Soon after the party came that night at ‘Cooker’ with the ten of us. The restaurant booth seemed too long for a group conversation, so we splintered into mini-chats. I found myself sitting across the booth from one of the guys who had attended the party, a local architect who is about fifteen years my senior. I don’t even remember what we were discussing, but at one point I said to him, ‘You know, Pat, I’ll bet you and I feel differently about this topic because you and I came of age during different times.’
As he and I explored that thought, the other talk around the booth gradually came to a halt, as the other members of the group first listened and then wanted to weigh in on our discussion. When they did, the conversation ignited.
What followed were several hours of explosive and riveting discussion, all of it coming from a point of view none of us had ever considered and knew a thing about.
MY generation! YOUR generation!
My generation believes THIS! Well, mine believes THAT!
Well, I think your generation is wrong! Well, I think we’re right!

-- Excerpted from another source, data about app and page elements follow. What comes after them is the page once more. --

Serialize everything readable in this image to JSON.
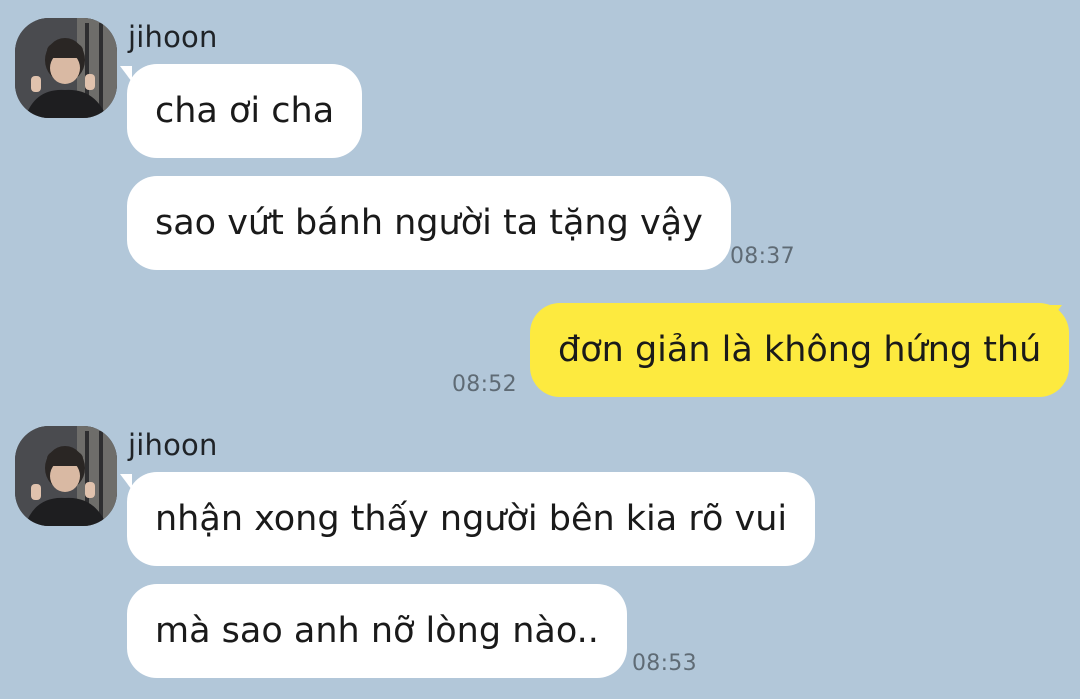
{
  "colors": {
    "background": "#b2c7d9",
    "incoming_bubble": "#ffffff",
    "outgoing_bubble": "#fdea3f",
    "timestamp": "#5f6b75"
  },
  "groups": [
    {
      "sender": "jihoon",
      "avatar_icon": "profile-photo",
      "messages": [
        "cha ơi cha",
        "sao vứt bánh người ta tặng vậy"
      ],
      "time": "08:37"
    },
    {
      "sender": "me",
      "messages": [
        "đơn giản là không hứng thú"
      ],
      "time": "08:52"
    },
    {
      "sender": "jihoon",
      "avatar_icon": "profile-photo",
      "messages": [
        "nhận xong thấy người bên kia rõ vui",
        "mà sao anh nỡ lòng nào.."
      ],
      "time": "08:53"
    }
  ]
}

At the end of the evening, I left the restaurant scratching my head and asking myself, ‘What the heck just happened in there?’”
Friends, it is no secret that the Intramuralist deeply desires to promote and encourage interactive, respectful dialogue. We wish to be a humble part of the solution, encouraging the consideration of those points of view we don’t know a thing about.
That said, I find myself pondering the plethora of communication obstacles that impede respectful dialogue… surely it’s more than Democrats vs. Republicans… Jews vs. anti-Semites… chickens vs. chicken-eaters on Capitol Hill… more than just those perceived cultural pittings which garner the most (and often, too-much) attention.
This past week I finished a great book recommended by a wise friend which offered increased insight in that area: “The Generational Imperative” by Chuck Underwood. Truthfully, it’s an area I have never pondered quite so thoughtfully.
Underwood is an author, speaker, teacher, trainer, and former ESPN college play-by-play announcer. He is also considered an eminent authority in generational study. Sharing nuggets such as…
The Silent Generation — those born between 1927-1945 — is described as “the generation born too late to be World War II heroes and too soon to immerse themselves in the social activism of the 1960s.”
The Boomers — born between 1946-1964 — they are the generation that, as Silent Frank Kaiser wrote, “squeezes life for all generations.” They like to think that they are always still young.
Gen Xers — born between 1965-1981 — is a smaller generation, very individualistic, and the first generation that grew up with a distrust of previously trusted, societal institutions.
And the Millenials — born between 1982 and into the mid 2000s — (don’t call them “Gen Y”) — is massive. They are also the most adult-supervised generation, pretty pessimistic about the country’s direction, and feel tons of educational/grade pressure.
[Info on Gen Z is still being formulated.]
Friends, these are mere snippets of info, but the reality is that there is significant variance between generations in regard to what they value, how they work, and how they communicate, and thus, how best to communicate with them. Generational differences are not about right vs. wrong or better vs. worse. Once more, it’s about learning how to respect and communicate with those who are different than we.
Stay tuned for part 2 on Wednesday.